If a line in the records below contains the word "JSON", copy it.

━━━ Supplied entries ━━━

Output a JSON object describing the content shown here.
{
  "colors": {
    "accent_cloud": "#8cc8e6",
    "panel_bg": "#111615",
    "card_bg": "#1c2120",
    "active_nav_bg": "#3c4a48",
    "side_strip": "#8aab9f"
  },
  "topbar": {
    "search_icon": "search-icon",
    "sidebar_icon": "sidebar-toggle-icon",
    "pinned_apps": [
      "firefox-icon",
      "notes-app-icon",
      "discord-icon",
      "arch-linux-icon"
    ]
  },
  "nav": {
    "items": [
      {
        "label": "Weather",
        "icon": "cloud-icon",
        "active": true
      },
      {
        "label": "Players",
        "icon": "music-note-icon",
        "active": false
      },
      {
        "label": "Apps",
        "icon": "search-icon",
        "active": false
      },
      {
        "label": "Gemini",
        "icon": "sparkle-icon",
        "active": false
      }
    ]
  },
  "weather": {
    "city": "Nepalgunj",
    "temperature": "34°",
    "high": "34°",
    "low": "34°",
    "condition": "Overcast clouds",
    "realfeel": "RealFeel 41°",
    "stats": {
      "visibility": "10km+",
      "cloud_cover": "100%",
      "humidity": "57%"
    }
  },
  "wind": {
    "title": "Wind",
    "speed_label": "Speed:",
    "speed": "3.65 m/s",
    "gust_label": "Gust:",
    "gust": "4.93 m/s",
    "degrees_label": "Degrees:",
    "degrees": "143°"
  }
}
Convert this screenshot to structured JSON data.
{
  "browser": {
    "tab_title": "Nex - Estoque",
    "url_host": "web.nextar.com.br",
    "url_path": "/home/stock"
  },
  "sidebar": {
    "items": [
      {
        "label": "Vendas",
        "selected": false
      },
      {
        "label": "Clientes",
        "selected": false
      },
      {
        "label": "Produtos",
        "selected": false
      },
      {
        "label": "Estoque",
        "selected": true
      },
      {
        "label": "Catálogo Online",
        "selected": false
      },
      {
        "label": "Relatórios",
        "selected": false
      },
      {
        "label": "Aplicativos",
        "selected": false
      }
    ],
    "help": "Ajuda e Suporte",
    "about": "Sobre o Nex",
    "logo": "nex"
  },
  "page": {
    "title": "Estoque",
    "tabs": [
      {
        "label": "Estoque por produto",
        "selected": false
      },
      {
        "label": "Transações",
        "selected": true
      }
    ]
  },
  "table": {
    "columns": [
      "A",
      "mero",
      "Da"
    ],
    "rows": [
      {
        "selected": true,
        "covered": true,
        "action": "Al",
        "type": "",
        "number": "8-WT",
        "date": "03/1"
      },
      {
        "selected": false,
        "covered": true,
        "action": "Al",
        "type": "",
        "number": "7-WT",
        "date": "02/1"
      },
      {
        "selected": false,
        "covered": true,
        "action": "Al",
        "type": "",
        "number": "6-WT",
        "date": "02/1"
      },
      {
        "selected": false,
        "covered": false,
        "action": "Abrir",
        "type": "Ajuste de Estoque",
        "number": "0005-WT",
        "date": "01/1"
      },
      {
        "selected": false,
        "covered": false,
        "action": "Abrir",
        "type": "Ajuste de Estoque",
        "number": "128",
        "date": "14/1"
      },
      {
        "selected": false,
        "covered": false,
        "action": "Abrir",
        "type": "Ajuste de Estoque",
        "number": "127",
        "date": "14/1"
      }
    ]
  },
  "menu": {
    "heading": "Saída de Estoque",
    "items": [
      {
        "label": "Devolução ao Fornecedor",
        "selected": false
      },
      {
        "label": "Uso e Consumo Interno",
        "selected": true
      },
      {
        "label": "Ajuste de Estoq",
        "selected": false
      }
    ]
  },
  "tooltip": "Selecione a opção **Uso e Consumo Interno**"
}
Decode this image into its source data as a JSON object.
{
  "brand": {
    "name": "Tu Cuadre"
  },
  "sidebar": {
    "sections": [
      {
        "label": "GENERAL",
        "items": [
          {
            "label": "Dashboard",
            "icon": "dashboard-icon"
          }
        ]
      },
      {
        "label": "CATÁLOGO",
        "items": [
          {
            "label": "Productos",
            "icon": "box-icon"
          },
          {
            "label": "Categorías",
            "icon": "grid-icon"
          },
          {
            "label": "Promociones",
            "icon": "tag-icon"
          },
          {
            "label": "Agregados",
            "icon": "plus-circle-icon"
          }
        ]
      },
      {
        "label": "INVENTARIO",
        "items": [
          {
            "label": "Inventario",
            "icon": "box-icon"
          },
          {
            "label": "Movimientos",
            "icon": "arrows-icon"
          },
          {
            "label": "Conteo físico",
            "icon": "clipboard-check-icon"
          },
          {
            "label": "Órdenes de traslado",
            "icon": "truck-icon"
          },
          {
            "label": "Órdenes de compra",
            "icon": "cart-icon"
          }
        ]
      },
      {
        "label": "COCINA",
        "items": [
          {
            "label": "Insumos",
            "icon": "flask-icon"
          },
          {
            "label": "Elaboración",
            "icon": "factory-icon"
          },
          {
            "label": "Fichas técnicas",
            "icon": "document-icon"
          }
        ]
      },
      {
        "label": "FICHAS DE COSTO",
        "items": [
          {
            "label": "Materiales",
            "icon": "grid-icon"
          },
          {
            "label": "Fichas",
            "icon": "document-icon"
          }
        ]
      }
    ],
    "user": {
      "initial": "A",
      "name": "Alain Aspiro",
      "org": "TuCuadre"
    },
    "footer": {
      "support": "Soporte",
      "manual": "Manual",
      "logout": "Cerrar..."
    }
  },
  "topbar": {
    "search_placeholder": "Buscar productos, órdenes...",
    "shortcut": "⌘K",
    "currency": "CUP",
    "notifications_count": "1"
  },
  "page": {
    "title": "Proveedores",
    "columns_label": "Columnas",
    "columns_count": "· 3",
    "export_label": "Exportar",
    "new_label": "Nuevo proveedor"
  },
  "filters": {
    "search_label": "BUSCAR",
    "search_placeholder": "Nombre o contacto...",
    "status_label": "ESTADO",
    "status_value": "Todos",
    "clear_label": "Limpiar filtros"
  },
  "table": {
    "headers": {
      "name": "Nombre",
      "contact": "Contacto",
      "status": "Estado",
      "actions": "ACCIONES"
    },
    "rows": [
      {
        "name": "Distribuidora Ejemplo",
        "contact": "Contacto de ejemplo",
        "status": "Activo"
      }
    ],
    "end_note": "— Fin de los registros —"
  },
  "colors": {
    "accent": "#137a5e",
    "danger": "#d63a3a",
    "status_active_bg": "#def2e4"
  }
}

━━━

* **Output of the exercise**:
Output a JSON object describing the content shown here.
Convert this screenshot to structured JSON data.
Decode this image into its source data as a JSON object.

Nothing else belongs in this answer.